Another important institution that helps to keep the community together is the Bajit (House), a Jewish cultural community centre built in 2016. It houses the Hillel school, the only Jewish day school in Sweden, with 360 students in classes from kindergarten to sixth grade, and it also sponsors many cultural events. Like all schools in Sweden, including universities, this one is also tuition free.

Although most Swedish Jews hesitate to show any identifiable sign of their religion, the Chabad rabbi of Stockholm walks around with a kippah. Chabad is located on the island of Sodermalm, formerly a working-class neighbourhood that gentrified into a kind of Soho, with vintage and antique shops, art galleries and ethnic restaurants. Chabad holds an Orthodox minyan, hosts Shabbat and holiday meals, houses a kindergarten, and is a gathering place for youngsters. Chabad also offers bar/bat mitzvah lessons and Jewish studies, and caters to tourists by delivering kosher meals to their hotels.

Stockholm’s Great Synagogue is not only a historical landmark, as in many other places in Europe, but also a functioning one. One Shabbat morning during our stay we witnessed a double bat mitzvah.

One of the celebrants was a local girl, the other from New York, who chose to celebrate this important occasion in Stockholm because she and her family are active in Paideia, a Swedish-based organization dedicated to the revival of Jewish culture in Europe.

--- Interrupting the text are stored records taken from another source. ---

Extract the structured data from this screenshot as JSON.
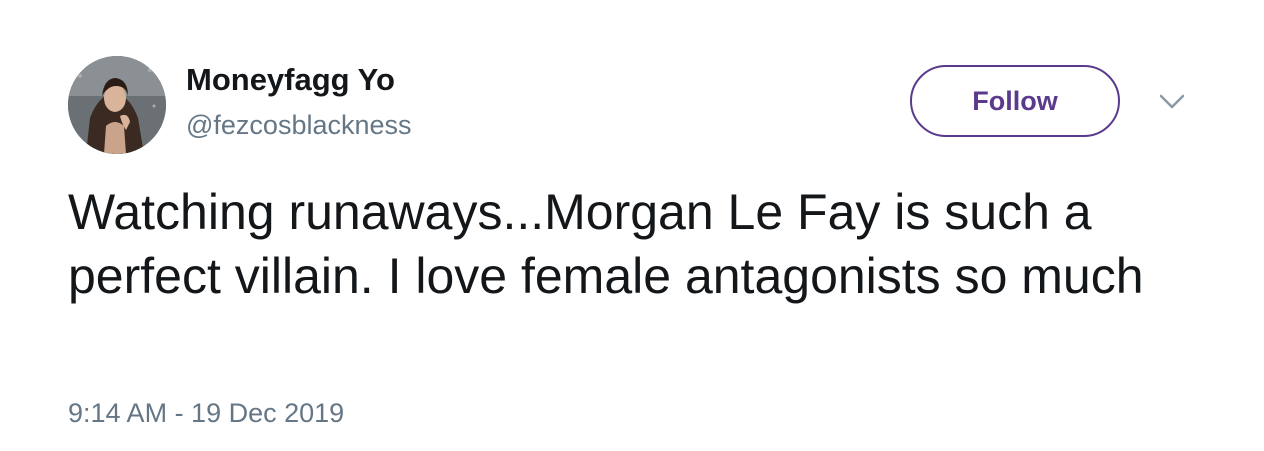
{
  "tweet": {
    "display_name": "Moneyfagg Yo",
    "username": "@fezcosblackness",
    "follow_label": "Follow",
    "text": "Watching runaways...Morgan Le Fay is such a perfect villain. I love female antagonists so much",
    "timestamp": "9:14 AM - 19 Dec 2019",
    "avatar_icon": "profile-photo",
    "menu_icon": "chevron-down-icon"
  },
  "colors": {
    "follow_accent": "#5b3a8c",
    "text": "#14171a",
    "secondary_text": "#657786"
  }
}
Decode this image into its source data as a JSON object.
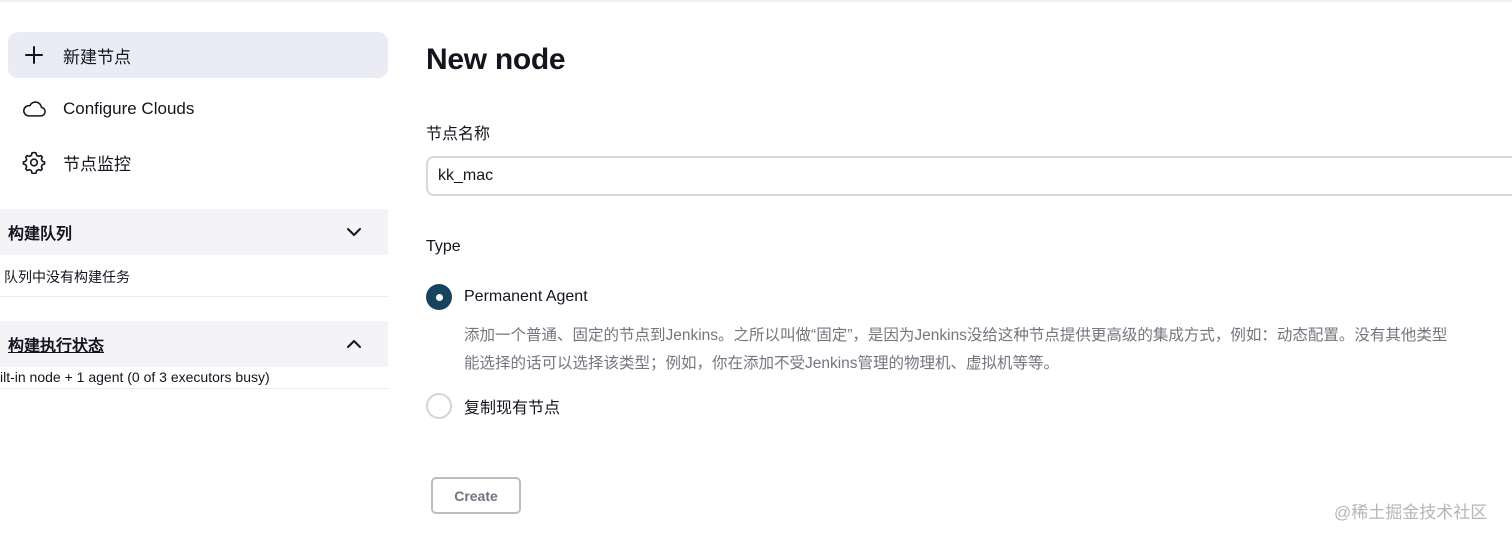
{
  "sidebar": {
    "items": [
      {
        "label": "新建节点",
        "icon": "plus-icon",
        "active": true
      },
      {
        "label": "Configure Clouds",
        "icon": "cloud-icon",
        "active": false
      },
      {
        "label": "节点监控",
        "icon": "gear-icon",
        "active": false
      }
    ],
    "build_queue": {
      "title": "构建队列",
      "state": "collapsed",
      "chevron_icon": "chevron-down-icon",
      "body": "队列中没有构建任务"
    },
    "executor_status": {
      "title": "构建执行状态",
      "state": "expanded",
      "chevron_icon": "chevron-up-icon",
      "body": "ilt-in node + 1 agent (0 of 3 executors busy)"
    }
  },
  "main": {
    "title": "New node",
    "node_name_label": "节点名称",
    "node_name_value": "kk_mac",
    "type_label": "Type",
    "options": [
      {
        "label": "Permanent Agent",
        "checked": true,
        "description": [
          "添加一个普通、固定的节点到Jenkins。之所以叫做“固定”，是因为Jenkins没给这种节点提供更高级的集成方式，例如：动态配置。没有其他类型",
          "能选择的话可以选择该类型；例如，你在添加不受Jenkins管理的物理机、虚拟机等等。"
        ]
      },
      {
        "label": "复制现有节点",
        "checked": false
      }
    ],
    "create_label": "Create"
  },
  "watermark": "@稀土掘金技术社区",
  "colors": {
    "accent": "#17435f",
    "active_bg": "#ebebf5",
    "panel_bg": "#f4f4f6",
    "muted_text": "#75757f"
  }
}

Both girls read from the Torah, their young voices ringing out in this soaring historical interior which can easily seat 900 people.  On that Shabbat fewer than a hundred attended, but these young voices were the hope for the continuation of Swedish Jewish life.